- a rehoming organisation number.
The new requirement applies to all advertising in New South Wales, whether it’s in a newspaper, an online community forum, social media, or written on a flyer blue-tacked to the wall of the local newsagent’s window.
The changes, which have been implemented as one of the recommendations made by the Parliamentary Inquiry into Companion Animal Breeding Practices, are designed to help potential new owners search the NSW Pet Registry to see an animal’s history and health information, including its breed, sex and age, as well as if it is already registered and de-sexed.
Protections for buyers and adopters
The Government believes that by providing the additional information, potential buyers can make better decisions about the animals they want to purchase or adopt.
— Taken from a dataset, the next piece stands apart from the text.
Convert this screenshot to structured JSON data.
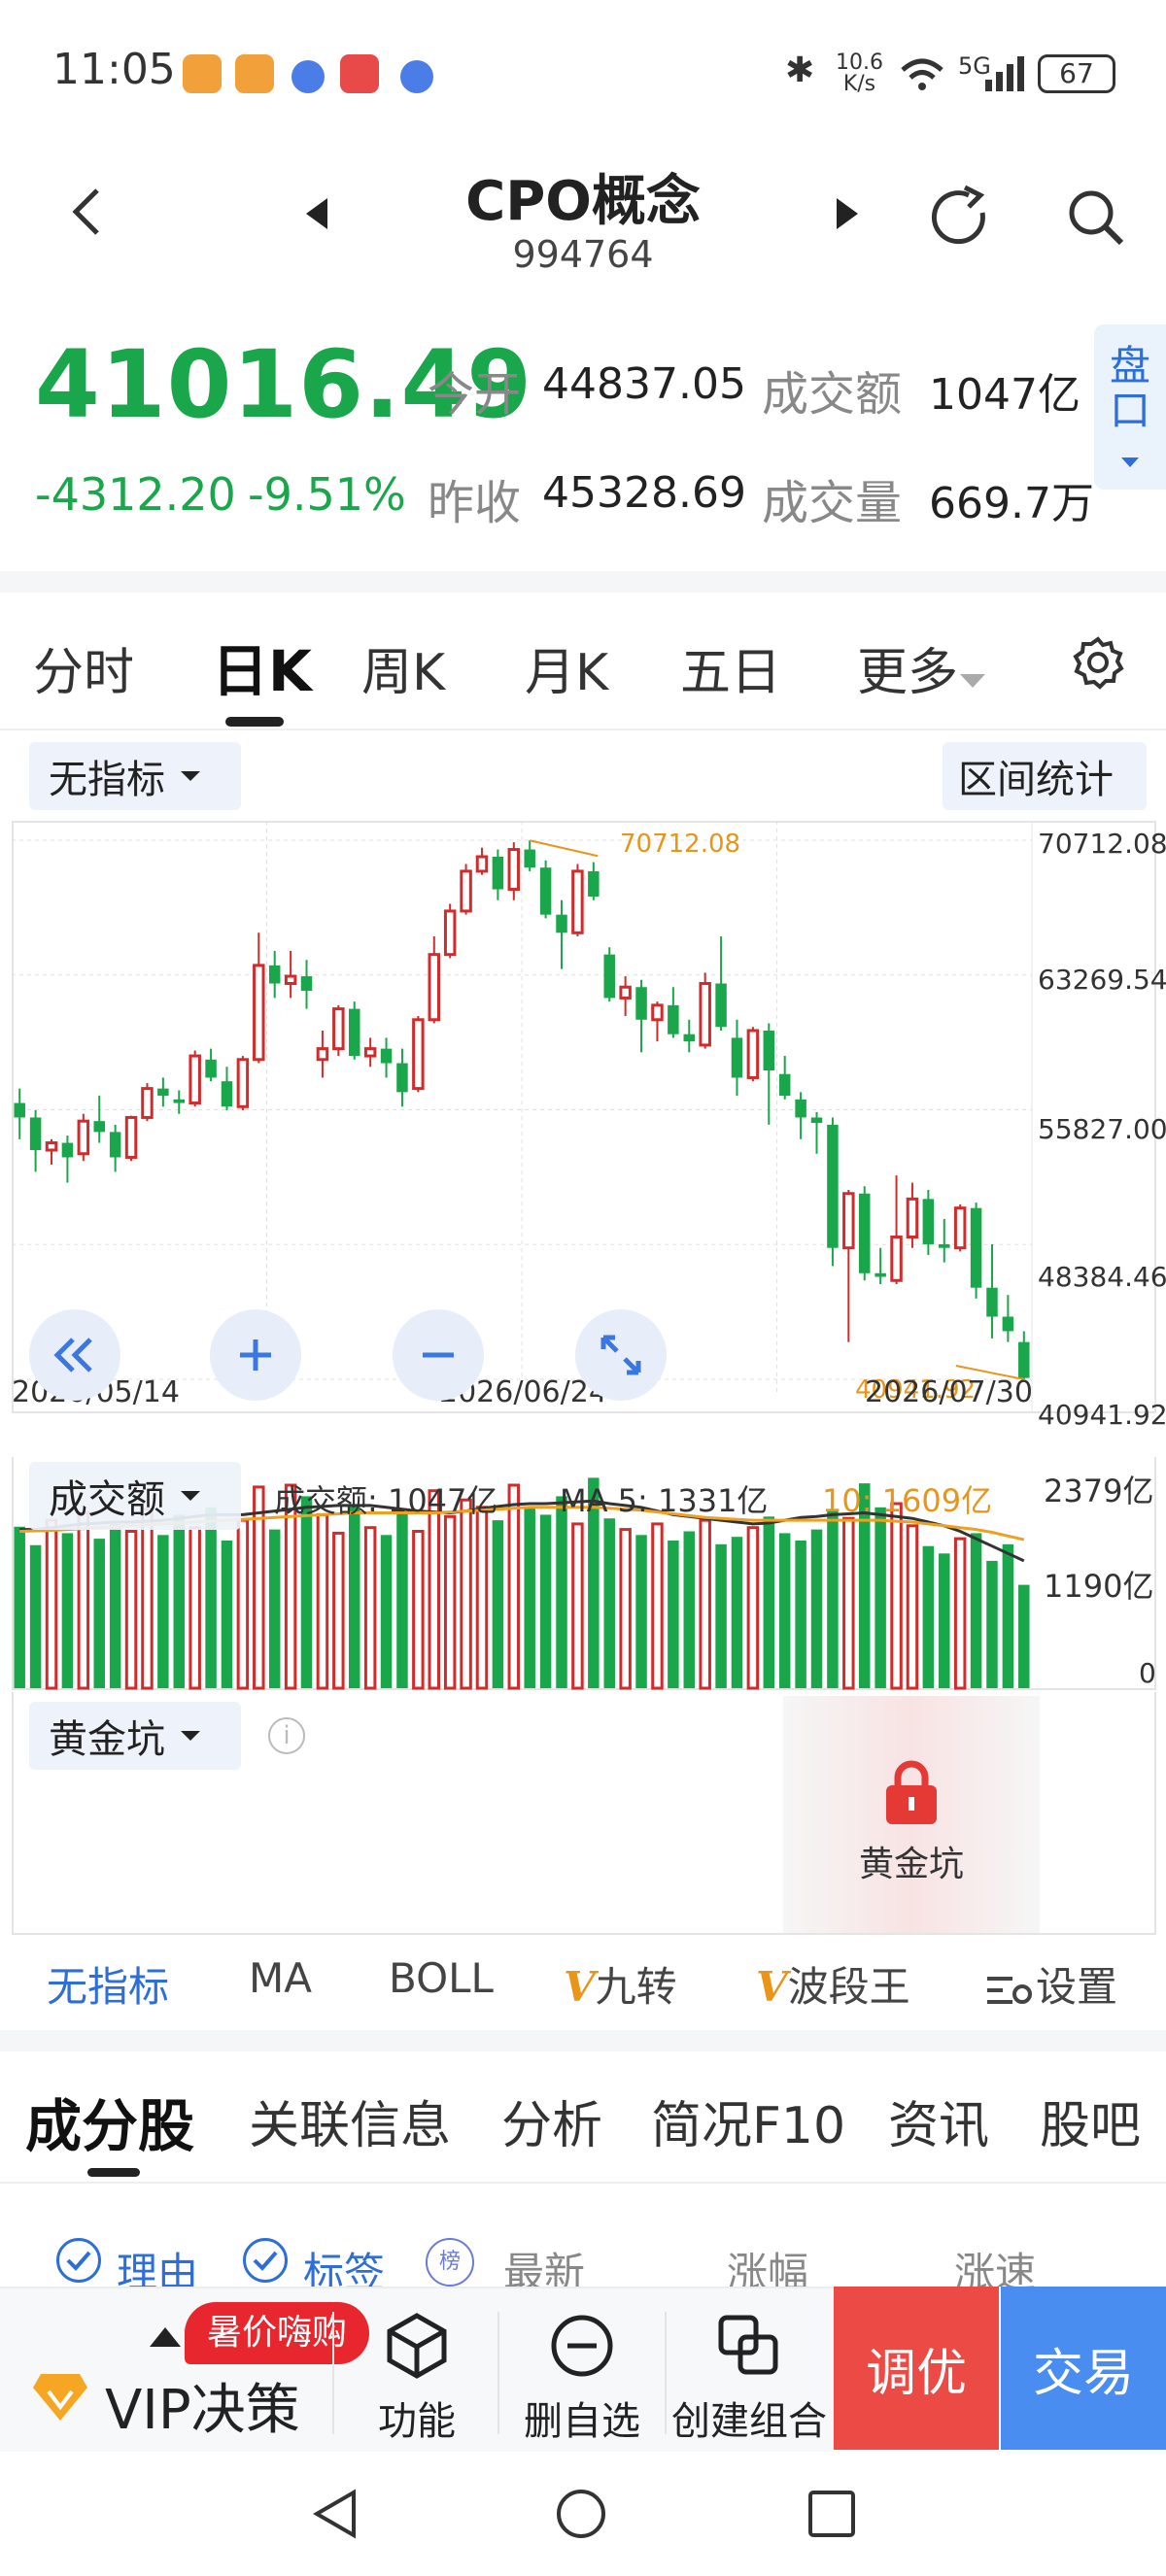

And it’s important for original owners to remember that once their animal has been re-homed, the onus is on them, or original owner, to ensure the ownership details are transferred. Local councils provide information on how to do this
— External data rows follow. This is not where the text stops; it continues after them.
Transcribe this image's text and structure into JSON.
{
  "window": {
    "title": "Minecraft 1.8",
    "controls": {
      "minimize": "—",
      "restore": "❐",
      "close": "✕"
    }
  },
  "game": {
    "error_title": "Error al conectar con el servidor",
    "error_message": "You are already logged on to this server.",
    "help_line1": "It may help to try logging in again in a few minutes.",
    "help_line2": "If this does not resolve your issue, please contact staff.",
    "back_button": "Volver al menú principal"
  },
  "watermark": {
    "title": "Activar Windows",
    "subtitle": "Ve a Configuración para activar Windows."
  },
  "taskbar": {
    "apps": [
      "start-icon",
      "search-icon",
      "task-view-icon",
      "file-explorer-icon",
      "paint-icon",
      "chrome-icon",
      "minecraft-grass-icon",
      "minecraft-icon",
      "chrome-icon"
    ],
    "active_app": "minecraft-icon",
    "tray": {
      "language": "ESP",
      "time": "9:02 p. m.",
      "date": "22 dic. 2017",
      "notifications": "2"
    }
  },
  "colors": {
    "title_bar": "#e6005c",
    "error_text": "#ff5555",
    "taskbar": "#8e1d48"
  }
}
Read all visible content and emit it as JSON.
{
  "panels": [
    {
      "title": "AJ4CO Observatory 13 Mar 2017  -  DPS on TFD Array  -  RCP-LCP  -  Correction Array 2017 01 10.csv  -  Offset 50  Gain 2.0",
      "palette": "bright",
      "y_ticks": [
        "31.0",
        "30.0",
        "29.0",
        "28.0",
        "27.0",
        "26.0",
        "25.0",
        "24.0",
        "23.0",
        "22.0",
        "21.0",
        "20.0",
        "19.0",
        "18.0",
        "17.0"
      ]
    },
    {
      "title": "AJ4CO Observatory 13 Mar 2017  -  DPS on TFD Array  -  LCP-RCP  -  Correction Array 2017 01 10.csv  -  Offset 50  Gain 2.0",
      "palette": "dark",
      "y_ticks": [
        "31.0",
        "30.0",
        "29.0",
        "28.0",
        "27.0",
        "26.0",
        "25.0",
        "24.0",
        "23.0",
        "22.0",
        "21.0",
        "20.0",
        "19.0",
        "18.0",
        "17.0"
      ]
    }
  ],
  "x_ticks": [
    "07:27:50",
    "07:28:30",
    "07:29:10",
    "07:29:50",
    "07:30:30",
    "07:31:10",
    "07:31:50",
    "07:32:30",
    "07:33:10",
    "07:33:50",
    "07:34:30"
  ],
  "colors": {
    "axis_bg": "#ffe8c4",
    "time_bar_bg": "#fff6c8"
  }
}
The new rules apply irrespective of the animal’s age, the place you plan to advertise, whether you’re a professional breeder, a hobby breeder, or if your animal has an accidental litter.
The rules also apply whether or not you bred the animal, and also to litters that have not yet been born. If you fail to use an identification number when you advertise or if you intentionally falsify a number, a maximum penalty of $5,500 applies.
The new laws are also designed to ensure the welfare of animals, by promoting responsible cat and dog breeding and selling. Over time, it’s hoped that the register will build into a significant database, a valuable resource that can also be used by law enforcement agencies to identify ‘problem’ breeders. Although it is important to remember that the laws are state-based and don’t necessarily apply if you send an animal to a new owner inter-state, so it’s also worthwhile checking on other legislation if this applies to you.
A pet is ‘not just for Christmas’
Each year in Australia, 250,000 cats and dogs abandoned or are euthanised because there’s no possibility of rehoming them. But this doesn’t necessarily represent the full picture.
Local non-profit community groups with similar purposes to those the RSCPA take in thousands of animals a year. And then there are thousands more who are given away ‘free to a good home’ via Gumtree and other online local community buy/swap and sell forums. Many of these animals then end up with tragic fates involving neglect and even torture.
In 2016 in Queensland, two greyhound owners were charged with allegedly buying kittens online and using them as live bait for training their dogs.
These kinds of crimes are facilitated by sites like Gumtree, which make it easier for people to secure animals without anyone looking too closely into their circumstances. Cash purchases, and exchanges completed without references, paperwork or anything more than a mobile phone number, mean that animals often disappear without a trace, and there are no safeguards in place to protect them.
Lack of resources to investigate animal cruelty
Concerns have been expressed for many years that the RSPCA and other animal welfare groups simply don’t have enough resources to investigate the animal cruelty brought to their attention, let alone to prosecute all alleged offenders.
There are also concerns about the lenient sentences for animal cruelty offences, and calls for those penalties to be increased and enforced accordingly.
Recently a 22-year old woman, one of the owners of a dog so severely neglected it had to be euthanised after being seized by the RSPCA, was been given a suspended sentence, and banned from owning or caring for a pet, despite prosecutors asking for jail time.
A Sydney man, who threw a ragdoll cat down a seven-storey garbage chute and failed to seek medical treatment for it was convicted of two counts of animal cruelty after pleading guilty to the offences. He was fined $3000 and placed on a two-year community corrections order.
Concerns about the new rules
Despite the good intentions of the legislature, there are very real concerns that the additional requirements will increase the likelihood of owners of unregistered pets abandoning them, rather than having to go through the requirement of having them registered and the possible consequences of not having them registered in a timely manner.
Protecting our pets
And while the new laws are meant to help our four-legged friends find good homes, the most effective thing any of us can do is understand that pets come with huge responsibility. Vaccinations, check-ups, de-sexing, training, daily care – these are all a significant commitment. If you’re not sure you can fulfil your obligations, don’t buy a pet.
And if you do, consider adoption first. While many breeders abide by the law, and consistently aim to do the right thing by the animals in their care, and take pride in building a business reputation on their litters, there are still thousands of beautiful animals that might not be as cute as a pure-bred, but certainly are no less deserving of a good home.